# [EXERCISE DIRECTIONS]
Return the entries verbatim and drop every picture.
━━━━━━
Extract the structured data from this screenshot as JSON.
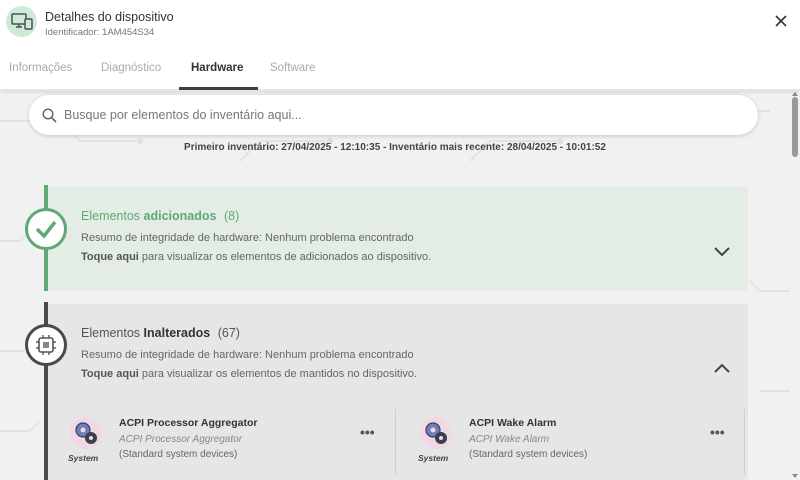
{
  "header": {
    "title": "Detalhes do dispositivo",
    "subtitle": "Identificador: 1AM454S34",
    "device_icon": "monitor-laptop-icon",
    "close_icon": "close-icon"
  },
  "tabs": [
    {
      "label": "Informações",
      "active": false
    },
    {
      "label": "Diagnóstico",
      "active": false
    },
    {
      "label": "Hardware",
      "active": true
    },
    {
      "label": "Software",
      "active": false
    }
  ],
  "search": {
    "placeholder": "Busque por elementos do inventário aqui...",
    "value": ""
  },
  "inventory": {
    "text": "Primeiro inventário: 27/04/2025 - 12:10:35 - Inventário mais recente: 28/04/2025 - 10:01:52"
  },
  "sections": {
    "added": {
      "title_prefix": "Elementos ",
      "title_bold": "adicionados",
      "count": "(8)",
      "summary": "Resumo de integridade de hardware: Nenhum problema encontrado",
      "tap_bold": "Toque aqui",
      "tap_rest": " para visualizar os elementos de adicionados ao dispositivo.",
      "color": "#5fa877",
      "expanded": false
    },
    "unchanged": {
      "title_prefix": "Elementos ",
      "title_bold": "Inalterados",
      "count": "(67)",
      "summary": "Resumo de integridade de hardware: Nenhum problema encontrado",
      "tap_bold": "Toque aqui",
      "tap_rest": " para visualizar os elementos de mantidos no dispositivo.",
      "color": "#4a4a4a",
      "expanded": true
    }
  },
  "items": [
    {
      "name": "ACPI Processor Aggregator",
      "description": "ACPI Processor Aggregator",
      "category": "(Standard system devices)",
      "type_label": "System",
      "more": "•••"
    },
    {
      "name": "ACPI Wake Alarm",
      "description": "ACPI Wake Alarm",
      "category": "(Standard system devices)",
      "type_label": "System",
      "more": "•••"
    }
  ],
  "colors": {
    "accent_dark": "#3a3f4a",
    "green": "#5fa877",
    "green_bg": "#e3ece5",
    "gray_bg": "#e6e6e6"
  }
}
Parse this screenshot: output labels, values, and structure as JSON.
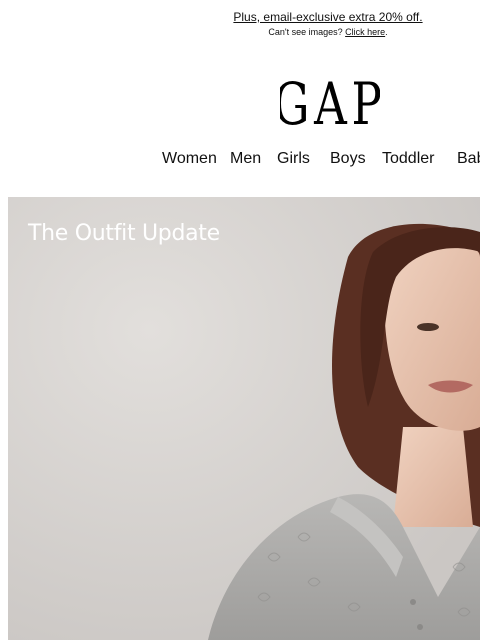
{
  "header": {
    "promo_text": "Plus, email-exclusive extra 20% off.",
    "cant_see_prefix": "Can't see images?",
    "click_here": "Click here",
    "cant_see_suffix": "."
  },
  "logo": {
    "text": "GAP"
  },
  "nav": {
    "items": [
      "Women",
      "Men",
      "Girls",
      "Boys",
      "Toddler",
      "Baby"
    ]
  },
  "hero": {
    "title": "The Outfit Update"
  },
  "colors": {
    "hero_background": "#d7d3d0",
    "hair": "#5a2f22",
    "sweater": "#a9a8a6",
    "skin": "#e6c2ad",
    "text": "#111111"
  }
}
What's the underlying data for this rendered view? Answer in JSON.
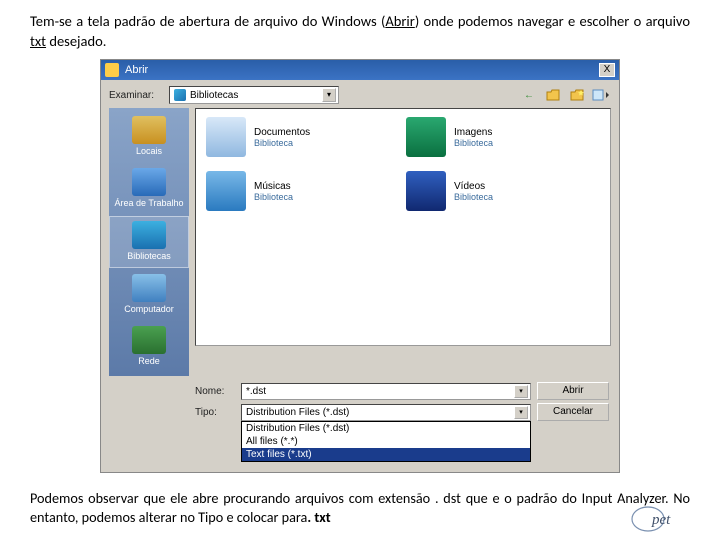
{
  "intro": {
    "pre": "Tem-se a tela padrão de abertura de arquivo do Windows (",
    "abrir": "Abrir",
    "post": ") onde podemos navegar e escolher o arquivo ",
    "txt": "txt",
    "tail": " desejado."
  },
  "dialog": {
    "title": "Abrir",
    "close": "X",
    "examinar_label": "Examinar:",
    "examinar_value": "Bibliotecas",
    "sidebar": [
      {
        "label": "Locais",
        "bg": "linear-gradient(#e0c060,#c89020)"
      },
      {
        "label": "Área de Trabalho",
        "bg": "linear-gradient(#6aa8e8,#286ab8)"
      },
      {
        "label": "Bibliotecas",
        "bg": "linear-gradient(#3cb0e0,#1a70b0)"
      },
      {
        "label": "Computador",
        "bg": "linear-gradient(#88c0e8,#4080c0)"
      },
      {
        "label": "Rede",
        "bg": "linear-gradient(#4aa050,#2a7030)"
      }
    ],
    "items": [
      {
        "title": "Documentos",
        "sub": "Biblioteca",
        "bg": "linear-gradient(#d8e8f8,#90b8e0)"
      },
      {
        "title": "Imagens",
        "sub": "Biblioteca",
        "bg": "linear-gradient(#2aa870,#0a7040)"
      },
      {
        "title": "Músicas",
        "sub": "Biblioteca",
        "bg": "linear-gradient(#78b8e8,#2a7ac0)"
      },
      {
        "title": "Vídeos",
        "sub": "Biblioteca",
        "bg": "linear-gradient(#3060c0,#102870)"
      }
    ],
    "nome_label": "Nome:",
    "nome_value": "*.dst",
    "tipo_label": "Tipo:",
    "tipo_value": "Distribution Files (*.dst)",
    "tipo_options": [
      "Distribution Files (*.dst)",
      "All files (*.*)",
      "Text files (*.txt)"
    ],
    "btn_open": "Abrir",
    "btn_cancel": "Cancelar",
    "arrow": "▾"
  },
  "outro": {
    "p1a": "Podemos observar que ele abre procurando arquivos com extensão ",
    "p1b": ". dst",
    "p1c": " que e o padrão do Input Analyzer. No entanto, podemos alterar no  Tipo e colocar para",
    "p1d": ". txt"
  }
}
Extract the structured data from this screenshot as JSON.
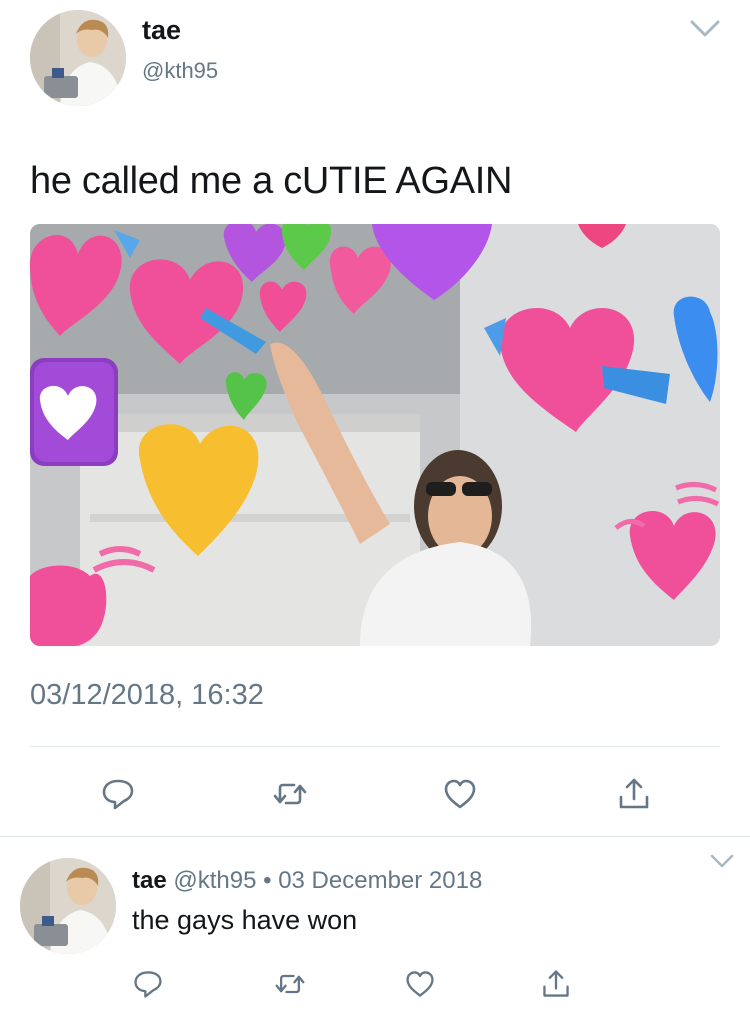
{
  "tweet": {
    "author": {
      "name": "tae",
      "handle": "@kth95",
      "avatar": "avatar-photo"
    },
    "text": "he called me a cUTIE AGAIN",
    "timestamp": "03/12/2018, 16:32",
    "media": {
      "description_icon": "photo-girl-with-heart-emojis"
    },
    "actions": {
      "reply": "reply-icon",
      "retweet": "retweet-icon",
      "like": "like-icon",
      "share": "share-icon"
    },
    "menu_icon": "chevron-down-icon"
  },
  "reply": {
    "author": {
      "name": "tae",
      "handle": "@kth95"
    },
    "separator": "•",
    "date": "03 December 2018",
    "text": "the gays have won",
    "actions": {
      "reply": "reply-icon",
      "retweet": "retweet-icon",
      "like": "like-icon",
      "share": "share-icon"
    },
    "menu_icon": "chevron-down-icon"
  },
  "colors": {
    "text_primary": "#14171a",
    "text_secondary": "#657786",
    "divider": "#e1e8ed",
    "icon": "#657786"
  }
}
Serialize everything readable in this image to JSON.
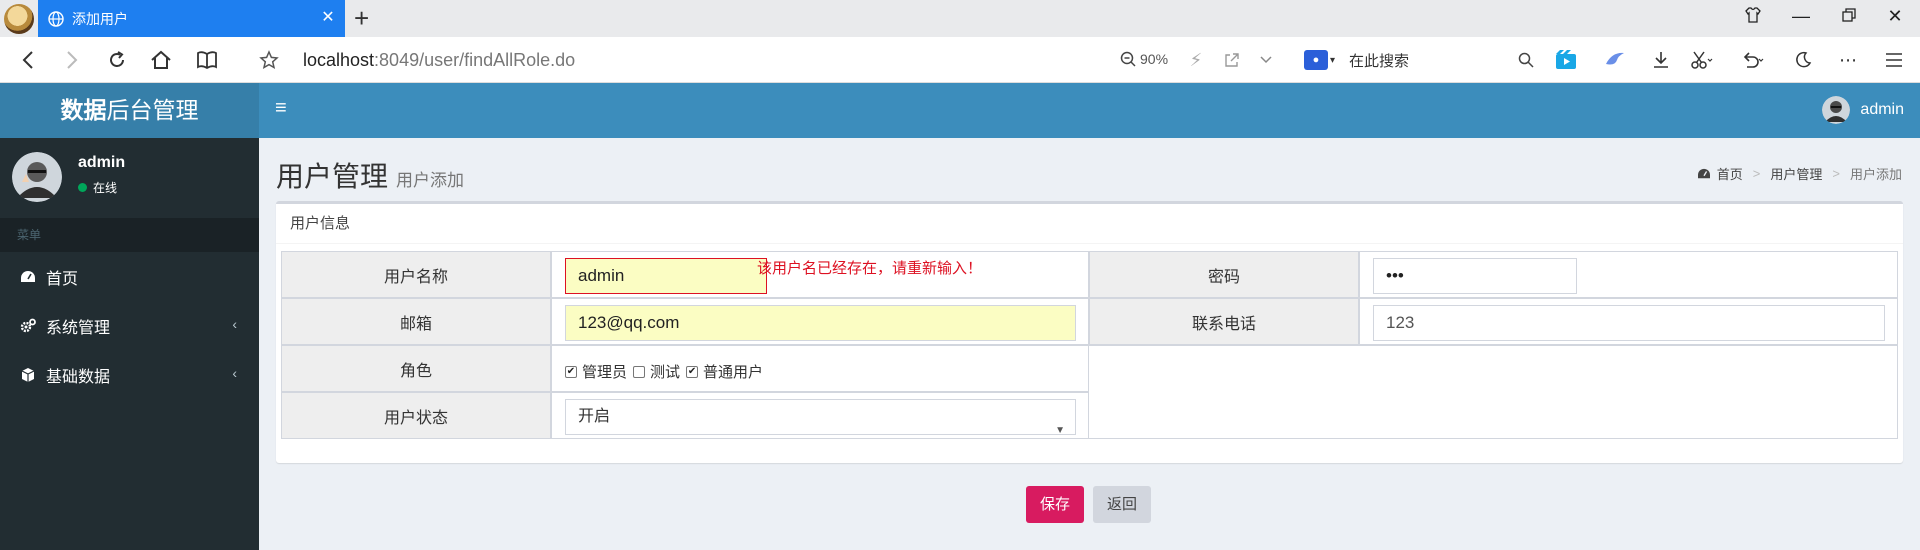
{
  "browser": {
    "tab_title": "添加用户",
    "url_host": "localhost",
    "url_rest": ":8049/user/findAllRole.do",
    "zoom": "90%",
    "search_placeholder": "在此搜索"
  },
  "app": {
    "logo_bold": "数据",
    "logo_rest": "后台管理",
    "header_user": "admin"
  },
  "sidebar": {
    "user_name": "admin",
    "status": "在线",
    "menu_header": "菜单",
    "items": [
      {
        "label": "首页"
      },
      {
        "label": "系统管理"
      },
      {
        "label": "基础数据"
      }
    ]
  },
  "page": {
    "title": "用户管理",
    "subtitle": "用户添加",
    "breadcrumb": [
      "首页",
      "用户管理",
      "用户添加"
    ]
  },
  "form": {
    "box_title": "用户信息",
    "username_label": "用户名称",
    "username_value": "admin",
    "username_error": "该用户名已经存在，请重新输入！",
    "password_label": "密码",
    "password_value": "•••",
    "email_label": "邮箱",
    "email_value": "123@qq.com",
    "phone_label": "联系电话",
    "phone_value": "123",
    "role_label": "角色",
    "roles": [
      {
        "label": "管理员",
        "checked": true
      },
      {
        "label": "测试",
        "checked": false
      },
      {
        "label": "普通用户",
        "checked": true
      }
    ],
    "status_label": "用户状态",
    "status_value": "开启"
  },
  "buttons": {
    "save": "保存",
    "back": "返回"
  }
}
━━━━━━
# [WRITTEN REPLY]
Extract the structured data from this screenshot as JSON.
{
  "header": {
    "title": "Detalhes do dispositivo",
    "subtitle": "Identificador: 1AM454S34",
    "device_icon": "monitor-laptop-icon",
    "close_icon": "close-icon"
  },
  "tabs": [
    {
      "label": "Informações",
      "active": false
    },
    {
      "label": "Diagnóstico",
      "active": false
    },
    {
      "label": "Hardware",
      "active": true
    },
    {
      "label": "Software",
      "active": false
    }
  ],
  "search": {
    "placeholder": "Busque por elementos do inventário aqui...",
    "value": ""
  },
  "inventory": {
    "text": "Primeiro inventário: 27/04/2025 - 12:10:35 - Inventário mais recente: 28/04/2025 - 10:01:52"
  },
  "sections": {
    "added": {
      "title_prefix": "Elementos ",
      "title_bold": "adicionados",
      "count": "(8)",
      "summary": "Resumo de integridade de hardware: Nenhum problema encontrado",
      "tap_bold": "Toque aqui",
      "tap_rest": " para visualizar os elementos de adicionados ao dispositivo.",
      "color": "#5fa877",
      "expanded": false
    },
    "unchanged": {
      "title_prefix": "Elementos ",
      "title_bold": "Inalterados",
      "count": "(67)",
      "summary": "Resumo de integridade de hardware: Nenhum problema encontrado",
      "tap_bold": "Toque aqui",
      "tap_rest": " para visualizar os elementos de mantidos no dispositivo.",
      "color": "#4a4a4a",
      "expanded": true
    }
  },
  "items": [
    {
      "name": "ACPI Processor Aggregator",
      "description": "ACPI Processor Aggregator",
      "category": "(Standard system devices)",
      "type_label": "System",
      "more": "•••"
    },
    {
      "name": "ACPI Wake Alarm",
      "description": "ACPI Wake Alarm",
      "category": "(Standard system devices)",
      "type_label": "System",
      "more": "•••"
    }
  ],
  "colors": {
    "accent_dark": "#3a3f4a",
    "green": "#5fa877",
    "green_bg": "#e3ece5",
    "gray_bg": "#e6e6e6"
  }
}
Parse this screenshot: output labels, values, and structure as JSON.
{
  "header": {
    "promo_text": "Plus, email-exclusive extra 20% off.",
    "cant_see_prefix": "Can't see images?",
    "click_here": "Click here",
    "cant_see_suffix": "."
  },
  "logo": {
    "text": "GAP"
  },
  "nav": {
    "items": [
      "Women",
      "Men",
      "Girls",
      "Boys",
      "Toddler",
      "Baby"
    ]
  },
  "hero": {
    "title": "The Outfit Update"
  },
  "colors": {
    "hero_background": "#d7d3d0",
    "hair": "#5a2f22",
    "sweater": "#a9a8a6",
    "skin": "#e6c2ad",
    "text": "#111111"
  }
}
What's the underlying data for this rendered view? Answer in JSON.
{
  "intro": {
    "pre": "Tem-se a tela padrão de abertura de arquivo do Windows (",
    "abrir": "Abrir",
    "post": ") onde podemos navegar e escolher o arquivo ",
    "txt": "txt",
    "tail": " desejado."
  },
  "dialog": {
    "title": "Abrir",
    "close": "X",
    "examinar_label": "Examinar:",
    "examinar_value": "Bibliotecas",
    "sidebar": [
      {
        "label": "Locais",
        "bg": "linear-gradient(#e0c060,#c89020)"
      },
      {
        "label": "Área de Trabalho",
        "bg": "linear-gradient(#6aa8e8,#286ab8)"
      },
      {
        "label": "Bibliotecas",
        "bg": "linear-gradient(#3cb0e0,#1a70b0)"
      },
      {
        "label": "Computador",
        "bg": "linear-gradient(#88c0e8,#4080c0)"
      },
      {
        "label": "Rede",
        "bg": "linear-gradient(#4aa050,#2a7030)"
      }
    ],
    "items": [
      {
        "title": "Documentos",
        "sub": "Biblioteca",
        "bg": "linear-gradient(#d8e8f8,#90b8e0)"
      },
      {
        "title": "Imagens",
        "sub": "Biblioteca",
        "bg": "linear-gradient(#2aa870,#0a7040)"
      },
      {
        "title": "Músicas",
        "sub": "Biblioteca",
        "bg": "linear-gradient(#78b8e8,#2a7ac0)"
      },
      {
        "title": "Vídeos",
        "sub": "Biblioteca",
        "bg": "linear-gradient(#3060c0,#102870)"
      }
    ],
    "nome_label": "Nome:",
    "nome_value": "*.dst",
    "tipo_label": "Tipo:",
    "tipo_value": "Distribution Files (*.dst)",
    "tipo_options": [
      "Distribution Files (*.dst)",
      "All files (*.*)",
      "Text files (*.txt)"
    ],
    "btn_open": "Abrir",
    "btn_cancel": "Cancelar",
    "arrow": "▾"
  },
  "outro": {
    "p1a": "Podemos observar que ele abre procurando arquivos com extensão ",
    "p1b": ". dst",
    "p1c": " que e o padrão do Input Analyzer. No entanto, podemos alterar no  Tipo e colocar para",
    "p1d": ". txt"
  }
}
Extract the structured data from this screenshot as JSON.
{
  "tweet": {
    "author": {
      "name": "tae",
      "handle": "@kth95",
      "avatar": "avatar-photo"
    },
    "text": "he called me a cUTIE AGAIN",
    "timestamp": "03/12/2018, 16:32",
    "media": {
      "description_icon": "photo-girl-with-heart-emojis"
    },
    "actions": {
      "reply": "reply-icon",
      "retweet": "retweet-icon",
      "like": "like-icon",
      "share": "share-icon"
    },
    "menu_icon": "chevron-down-icon"
  },
  "reply": {
    "author": {
      "name": "tae",
      "handle": "@kth95"
    },
    "separator": "•",
    "date": "03 December 2018",
    "text": "the gays have won",
    "actions": {
      "reply": "reply-icon",
      "retweet": "retweet-icon",
      "like": "like-icon",
      "share": "share-icon"
    },
    "menu_icon": "chevron-down-icon"
  },
  "colors": {
    "text_primary": "#14171a",
    "text_secondary": "#657786",
    "divider": "#e1e8ed",
    "icon": "#657786"
  }
}
Serialize everything readable in this image to JSON.
{
  "browser": {
    "tab_title": "添加用户",
    "url_host": "localhost",
    "url_rest": ":8049/user/findAllRole.do",
    "zoom": "90%",
    "search_placeholder": "在此搜索"
  },
  "app": {
    "logo_bold": "数据",
    "logo_rest": "后台管理",
    "header_user": "admin"
  },
  "sidebar": {
    "user_name": "admin",
    "status": "在线",
    "menu_header": "菜单",
    "items": [
      {
        "label": "首页"
      },
      {
        "label": "系统管理"
      },
      {
        "label": "基础数据"
      }
    ]
  },
  "page": {
    "title": "用户管理",
    "subtitle": "用户添加",
    "breadcrumb": [
      "首页",
      "用户管理",
      "用户添加"
    ]
  },
  "form": {
    "box_title": "用户信息",
    "username_label": "用户名称",
    "username_value": "admin",
    "username_error": "该用户名已经存在，请重新输入！",
    "password_label": "密码",
    "password_value": "•••",
    "email_label": "邮箱",
    "email_value": "123@qq.com",
    "phone_label": "联系电话",
    "phone_value": "123",
    "role_label": "角色",
    "roles": [
      {
        "label": "管理员",
        "checked": true
      },
      {
        "label": "测试",
        "checked": false
      },
      {
        "label": "普通用户",
        "checked": true
      }
    ],
    "status_label": "用户状态",
    "status_value": "开启"
  },
  "buttons": {
    "save": "保存",
    "back": "返回"
  }
}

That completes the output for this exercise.